  • “’To See Society’s Heart in Its Mind’: Looking For Justice With Carol Greenhouse,” Political and Legal Anthropology Review, Online Forum: Festschrift for Carol Greenhouse, July 2020. https://polarjournal.org /2020/07/06/to-see-societys-heart-in-its-mind-looking-for-justice-with-carol-greenhouse/
  • “A Working Class Profession: Opportunism and Diversity in U.S. Law,” Dialectical Anthropology 42:2, 131-148, 2018.
  • “Professional Apartheid: the Racialization of US Law Schools After Global Economic Crisis,” American Ethnologist 44(3), 2017
  • “Efficiency Unbound: Processual Deterrence in the New Legal Realism,” 6 UC Irvine Law Review 207, 2016.
  • “Proprietary Law Schools and the Marketization of Access to Justice”, Working Paper No. 228, National Center for the Study of Privatization in Education, Columbia University, 2016.

Selected Presentations

  • “Legal Anthropology,” New Legal Realism, Law and Society Association Annual Meeting, Chicago/online, May 29, 2021.
  • Chair: “Legal Education After Covid-19: Realist Approaches,” Law and Society Association Annual Meeting, Chicago/online, May 28, 2021.
  • “Scientism in Law and Economics,” Anthropologists Among Lawyers, Law and Society Association Annual Meeting, Chicago/online, May 27, 2021.
  • “Leadership Success for International Students”, Office of Campus Diversity and Inclusion, March 31, 2021
  • “The Life of Transplants: “Success” In Legal Anthropology and Law & Economics,” Legal Anthropology Workshop, University of Alabama School of Law (online), February 20, 2020.
  • “Mutual Moral Deferment: “Law & Economics" Changes the Role of Law in Organizational Ethics,” Webinar, Redlands Business Day, University of Redlands School of Business December 5, 2020.
  • “Mutual Moral Deferment: “Law & Economics" Changes the Role of Law in Organizational Ethics,” Webinar, Society of Corporate Compliance and Ethics, September 23, 2020.
  • “Ethnographic Sympathy, Vectors of Neoliberalism,” Legal Anthropology Roundtable, University of Alabama School of Law, (moved online) August 10, 2020.
  • Discussant, “Law in the First Person: The Power and Potential of Ethnographic Legal Research,” Law and Society Association Annual Meeting, Denver (moved online) 2020

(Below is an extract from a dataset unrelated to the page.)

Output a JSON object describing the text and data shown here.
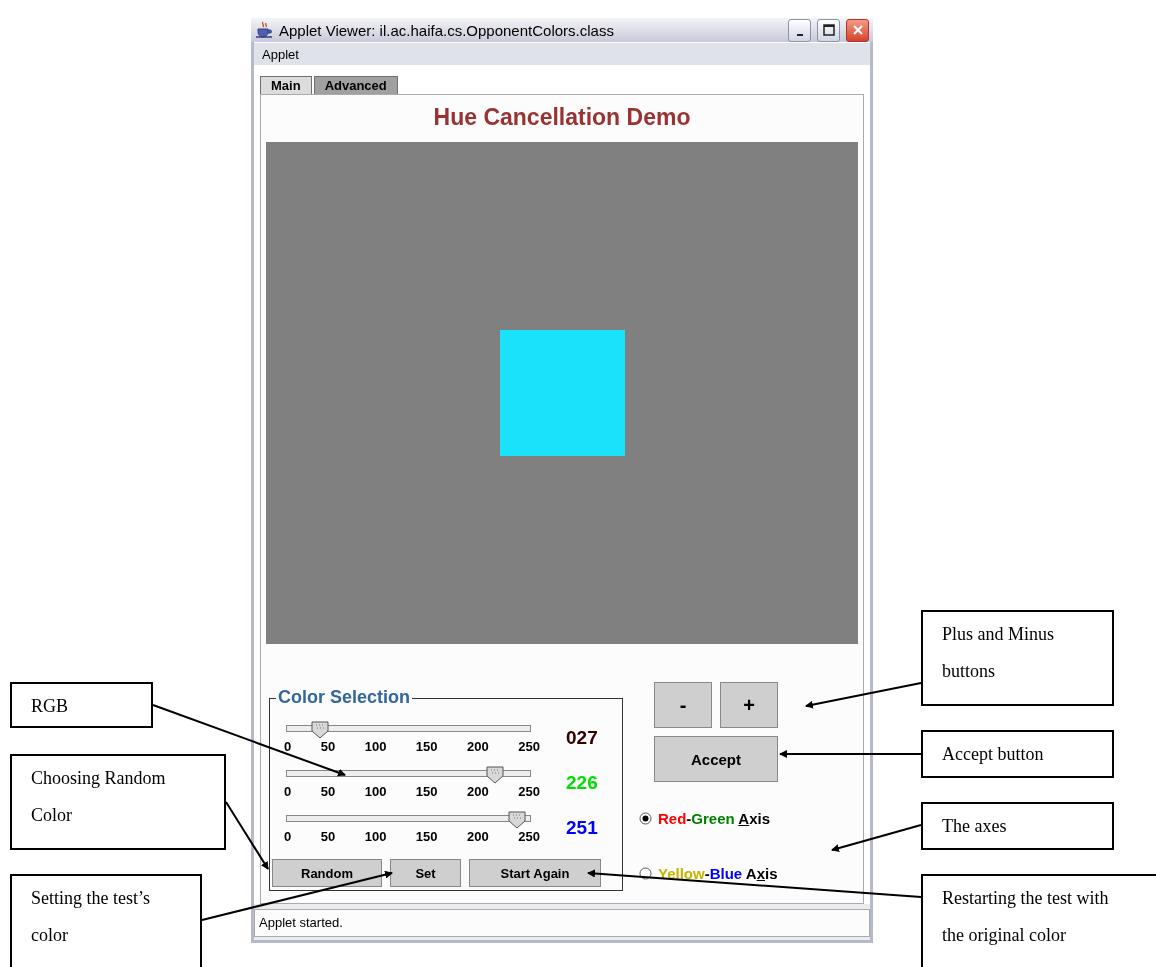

  • Commentator, “On Shared Suffering: Judicial Intimacy in the Rural Northland,” Law & Humanities Junior Scholars Workshop, UCLA School of Law, (moved online) 2020

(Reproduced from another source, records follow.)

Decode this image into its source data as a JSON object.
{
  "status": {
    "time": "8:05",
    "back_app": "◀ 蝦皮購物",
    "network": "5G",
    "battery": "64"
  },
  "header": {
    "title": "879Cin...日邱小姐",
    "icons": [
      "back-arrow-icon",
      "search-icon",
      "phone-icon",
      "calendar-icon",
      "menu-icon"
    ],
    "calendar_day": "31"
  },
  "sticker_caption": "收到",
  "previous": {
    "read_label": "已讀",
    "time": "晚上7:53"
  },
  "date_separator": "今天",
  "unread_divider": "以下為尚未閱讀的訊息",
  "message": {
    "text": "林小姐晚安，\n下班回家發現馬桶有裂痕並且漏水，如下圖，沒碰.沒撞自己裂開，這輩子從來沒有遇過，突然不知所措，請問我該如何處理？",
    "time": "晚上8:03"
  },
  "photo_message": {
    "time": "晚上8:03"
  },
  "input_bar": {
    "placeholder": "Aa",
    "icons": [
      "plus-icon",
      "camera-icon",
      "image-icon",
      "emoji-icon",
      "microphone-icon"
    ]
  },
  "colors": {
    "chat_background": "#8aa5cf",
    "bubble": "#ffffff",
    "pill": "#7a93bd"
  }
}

  • “Law and Society Today,” Book Reception and Public Lecture, University of Redlands, Banta Center for Ethical and Purposeful Leadership, December 2019.

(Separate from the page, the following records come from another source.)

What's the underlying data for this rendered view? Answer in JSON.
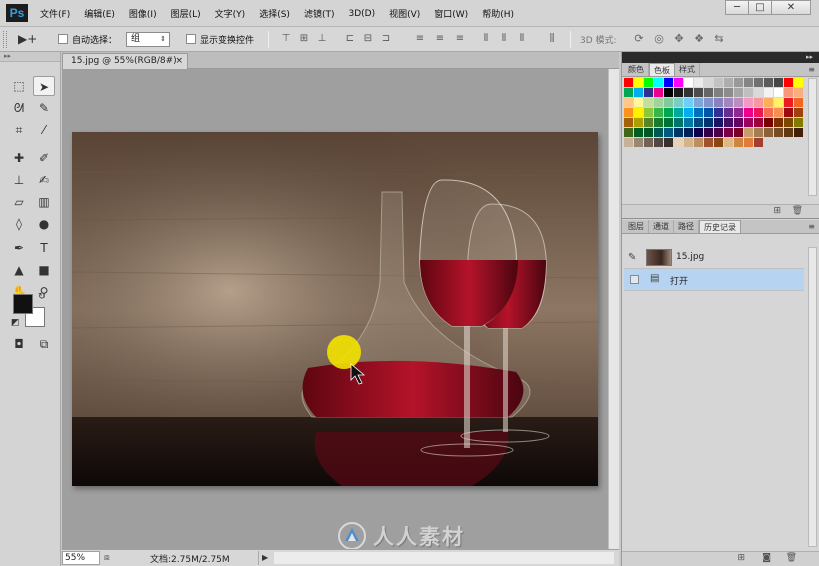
{
  "app": {
    "logo": "Ps"
  },
  "menu": [
    "文件(F)",
    "编辑(E)",
    "图像(I)",
    "图层(L)",
    "文字(Y)",
    "选择(S)",
    "滤镜(T)",
    "3D(D)",
    "视图(V)",
    "窗口(W)",
    "帮助(H)"
  ],
  "window_controls": {
    "minimize": "─",
    "maximize": "□",
    "close": "✕"
  },
  "options": {
    "move_tool_icon": "▶+",
    "auto_select_label": "自动选择：",
    "auto_select_value": "组",
    "show_transform_label": "显示变换控件",
    "mode_3d_label": "3D 模式:"
  },
  "document": {
    "tab_title": "15.jpg @ 55%(RGB/8#)",
    "tab_close": "×",
    "zoom": "55%",
    "doc_info": "文档:2.75M/2.75M"
  },
  "watermark": {
    "text": "人人素材"
  },
  "swatches_panel": {
    "tabs": [
      "颜色",
      "色板",
      "样式"
    ],
    "active_tab": 1,
    "menu_icon": "≡",
    "colors": [
      "#ff0000",
      "#ffff00",
      "#00ff00",
      "#00ffff",
      "#0000ff",
      "#ff00ff",
      "#ffffff",
      "#ebebeb",
      "#d6d6d6",
      "#c2c2c2",
      "#adadad",
      "#999999",
      "#858585",
      "#707070",
      "#5c5c5c",
      "#474747",
      "#ff0000",
      "#ffff00",
      "#00a651",
      "#00aeef",
      "#2e3192",
      "#ec008c",
      "#000000",
      "#1a1a1a",
      "#333333",
      "#4d4d4d",
      "#666666",
      "#808080",
      "#8c8c8c",
      "#a6a6a6",
      "#bfbfbf",
      "#d9d9d9",
      "#f2f2f2",
      "#ffffff",
      "#f7977a",
      "#f9ad81",
      "#fdc68a",
      "#fff79a",
      "#c4df9b",
      "#a3d39c",
      "#82ca9d",
      "#7bcdc8",
      "#6ecff6",
      "#7ea7d8",
      "#8493ca",
      "#8882be",
      "#a187be",
      "#bc8dbf",
      "#f49ac2",
      "#f6989d",
      "#fbaf5d",
      "#fff467",
      "#ed1c24",
      "#f26522",
      "#f7941d",
      "#fff200",
      "#8dc63f",
      "#39b54a",
      "#00a651",
      "#00a99d",
      "#00aeef",
      "#0072bc",
      "#0054a6",
      "#2e3192",
      "#662d91",
      "#92278f",
      "#ec008c",
      "#ed145b",
      "#f26c4f",
      "#f68e56",
      "#9e0b0f",
      "#a0410d",
      "#a36209",
      "#aba000",
      "#598527",
      "#1a7b30",
      "#007236",
      "#00746b",
      "#0076a3",
      "#004b80",
      "#003471",
      "#1b1464",
      "#440e62",
      "#630460",
      "#9e005d",
      "#9e0039",
      "#790000",
      "#7b2e00",
      "#7d4900",
      "#827b00",
      "#406618",
      "#005e20",
      "#005826",
      "#005952",
      "#005b7f",
      "#003663",
      "#002157",
      "#0d004c",
      "#32004b",
      "#4b0049",
      "#7b0046",
      "#7a0026",
      "#c69c6d",
      "#a67c52",
      "#8c6239",
      "#754c24",
      "#603913",
      "#42210b",
      "#c7b299",
      "#998675",
      "#736357",
      "#534741",
      "#37302d",
      "#e6d1b9",
      "#d2b48c",
      "#bc8f5f",
      "#a0522d",
      "#8b4513",
      "#deb887",
      "#cd853f",
      "#e07b39",
      "#a04030"
    ]
  },
  "history_panel": {
    "tabs": [
      "图层",
      "通道",
      "路径",
      "历史记录"
    ],
    "active_tab": 3,
    "menu_icon": "≡",
    "snapshot_label": "15.jpg",
    "steps": [
      "打开"
    ]
  },
  "icons": {
    "brush": "✎",
    "doc": "▤",
    "trash": "🗑",
    "new": "⊞",
    "camera": "◙"
  }
}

  • Discussant, “Law in the First Person: The Power and Potential of Ethnographic Legal Research,” Law and Society Association Annual Meeting, Denver, CO, June 2020.
  • “Law and Society Today,” Banta Center for Ethical and Purposeful Leadership, University of Redlands School of Business, December 10, 2019.
  • Commentator, “Mens Daemonica,” Law and Humanities Junior Scholars Workshop, University of Pennsylvania School of Law, June 3, 2019.
  • “Fourth-Tier Schismogenesis,” Center for Empirical Research on the Legal Profession, UC Irvine School of Law, June 1, 2017.
  • “Marketing Justice: Neoliberal Access and the For-Profit Law School,” American Bar Foundation, Chicago, IL, February, 2016.
  • “Race, Law, and Ideology: Emancipatory Discourses in the Marketization of Access to Justice,” Department of Anthropology, UC San Diego, CA, January, 2016.
  • Discussant, “Qualitative and Mixed Methods Workshop,” Association of American Law Schools Annual Meeting, New York, NY, January, 2016.